** Opening DATA SUPPLIED block **
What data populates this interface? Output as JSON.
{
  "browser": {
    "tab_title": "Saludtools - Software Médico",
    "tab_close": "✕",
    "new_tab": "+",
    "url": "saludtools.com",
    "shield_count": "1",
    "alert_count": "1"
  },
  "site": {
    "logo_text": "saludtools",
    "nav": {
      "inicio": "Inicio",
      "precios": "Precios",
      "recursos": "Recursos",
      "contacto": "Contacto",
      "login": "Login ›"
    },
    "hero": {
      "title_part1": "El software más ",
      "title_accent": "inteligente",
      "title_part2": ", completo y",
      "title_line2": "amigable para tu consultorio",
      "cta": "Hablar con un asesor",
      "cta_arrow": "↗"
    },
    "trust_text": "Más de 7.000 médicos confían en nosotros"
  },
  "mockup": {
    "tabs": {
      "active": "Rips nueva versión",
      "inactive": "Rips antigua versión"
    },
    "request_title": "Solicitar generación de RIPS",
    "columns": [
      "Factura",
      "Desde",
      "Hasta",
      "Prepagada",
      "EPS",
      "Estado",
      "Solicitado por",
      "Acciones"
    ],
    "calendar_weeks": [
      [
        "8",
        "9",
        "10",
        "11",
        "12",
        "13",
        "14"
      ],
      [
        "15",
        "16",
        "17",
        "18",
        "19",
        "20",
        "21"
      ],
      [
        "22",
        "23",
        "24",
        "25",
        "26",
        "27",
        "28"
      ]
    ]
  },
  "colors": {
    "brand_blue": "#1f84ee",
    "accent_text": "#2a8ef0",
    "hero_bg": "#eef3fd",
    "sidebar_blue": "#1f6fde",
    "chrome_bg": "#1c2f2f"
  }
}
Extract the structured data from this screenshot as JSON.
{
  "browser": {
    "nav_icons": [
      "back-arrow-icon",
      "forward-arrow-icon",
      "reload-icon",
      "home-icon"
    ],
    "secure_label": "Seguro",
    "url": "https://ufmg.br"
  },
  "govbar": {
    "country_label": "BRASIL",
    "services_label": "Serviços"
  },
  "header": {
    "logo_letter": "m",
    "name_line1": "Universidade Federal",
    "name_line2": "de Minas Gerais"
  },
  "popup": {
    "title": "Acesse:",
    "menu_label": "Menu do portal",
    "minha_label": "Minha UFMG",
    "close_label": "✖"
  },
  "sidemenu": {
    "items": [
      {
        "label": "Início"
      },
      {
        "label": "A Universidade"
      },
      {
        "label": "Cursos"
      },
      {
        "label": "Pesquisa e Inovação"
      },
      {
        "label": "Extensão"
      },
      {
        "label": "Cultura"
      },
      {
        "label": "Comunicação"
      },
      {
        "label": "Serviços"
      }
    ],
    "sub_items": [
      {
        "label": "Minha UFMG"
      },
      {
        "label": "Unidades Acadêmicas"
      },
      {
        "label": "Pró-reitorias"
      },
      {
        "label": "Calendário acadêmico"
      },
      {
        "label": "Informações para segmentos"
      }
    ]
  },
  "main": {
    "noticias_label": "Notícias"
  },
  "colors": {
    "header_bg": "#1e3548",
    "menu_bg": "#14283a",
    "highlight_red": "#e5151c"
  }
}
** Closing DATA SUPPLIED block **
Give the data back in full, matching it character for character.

What data populates this interface? Output as JSON.
{
  "browser": {
    "tab_title": "Saludtools - Software Médico",
    "tab_close": "✕",
    "new_tab": "+",
    "url": "saludtools.com",
    "shield_count": "1",
    "alert_count": "1"
  },
  "site": {
    "logo_text": "saludtools",
    "nav": {
      "inicio": "Inicio",
      "precios": "Precios",
      "recursos": "Recursos",
      "contacto": "Contacto",
      "login": "Login ›"
    },
    "hero": {
      "title_part1": "El software más ",
      "title_accent": "inteligente",
      "title_part2": ", completo y",
      "title_line2": "amigable para tu consultorio",
      "cta": "Hablar con un asesor",
      "cta_arrow": "↗"
    },
    "trust_text": "Más de 7.000 médicos confían en nosotros"
  },
  "mockup": {
    "tabs": {
      "active": "Rips nueva versión",
      "inactive": "Rips antigua versión"
    },
    "request_title": "Solicitar generación de RIPS",
    "columns": [
      "Factura",
      "Desde",
      "Hasta",
      "Prepagada",
      "EPS",
      "Estado",
      "Solicitado por",
      "Acciones"
    ],
    "calendar_weeks": [
      [
        "8",
        "9",
        "10",
        "11",
        "12",
        "13",
        "14"
      ],
      [
        "15",
        "16",
        "17",
        "18",
        "19",
        "20",
        "21"
      ],
      [
        "22",
        "23",
        "24",
        "25",
        "26",
        "27",
        "28"
      ]
    ]
  },
  "colors": {
    "brand_blue": "#1f84ee",
    "accent_text": "#2a8ef0",
    "hero_bg": "#eef3fd",
    "sidebar_blue": "#1f6fde",
    "chrome_bg": "#1c2f2f"
  }
}
Extract the structured data from this screenshot as JSON.
{
  "browser": {
    "nav_icons": [
      "back-arrow-icon",
      "forward-arrow-icon",
      "reload-icon",
      "home-icon"
    ],
    "secure_label": "Seguro",
    "url": "https://ufmg.br"
  },
  "govbar": {
    "country_label": "BRASIL",
    "services_label": "Serviços"
  },
  "header": {
    "logo_letter": "m",
    "name_line1": "Universidade Federal",
    "name_line2": "de Minas Gerais"
  },
  "popup": {
    "title": "Acesse:",
    "menu_label": "Menu do portal",
    "minha_label": "Minha UFMG",
    "close_label": "✖"
  },
  "sidemenu": {
    "items": [
      {
        "label": "Início"
      },
      {
        "label": "A Universidade"
      },
      {
        "label": "Cursos"
      },
      {
        "label": "Pesquisa e Inovação"
      },
      {
        "label": "Extensão"
      },
      {
        "label": "Cultura"
      },
      {
        "label": "Comunicação"
      },
      {
        "label": "Serviços"
      }
    ],
    "sub_items": [
      {
        "label": "Minha UFMG"
      },
      {
        "label": "Unidades Acadêmicas"
      },
      {
        "label": "Pró-reitorias"
      },
      {
        "label": "Calendário acadêmico"
      },
      {
        "label": "Informações para segmentos"
      }
    ]
  },
  "main": {
    "noticias_label": "Notícias"
  },
  "colors": {
    "header_bg": "#1e3548",
    "menu_bg": "#14283a",
    "highlight_red": "#e5151c"
  }
}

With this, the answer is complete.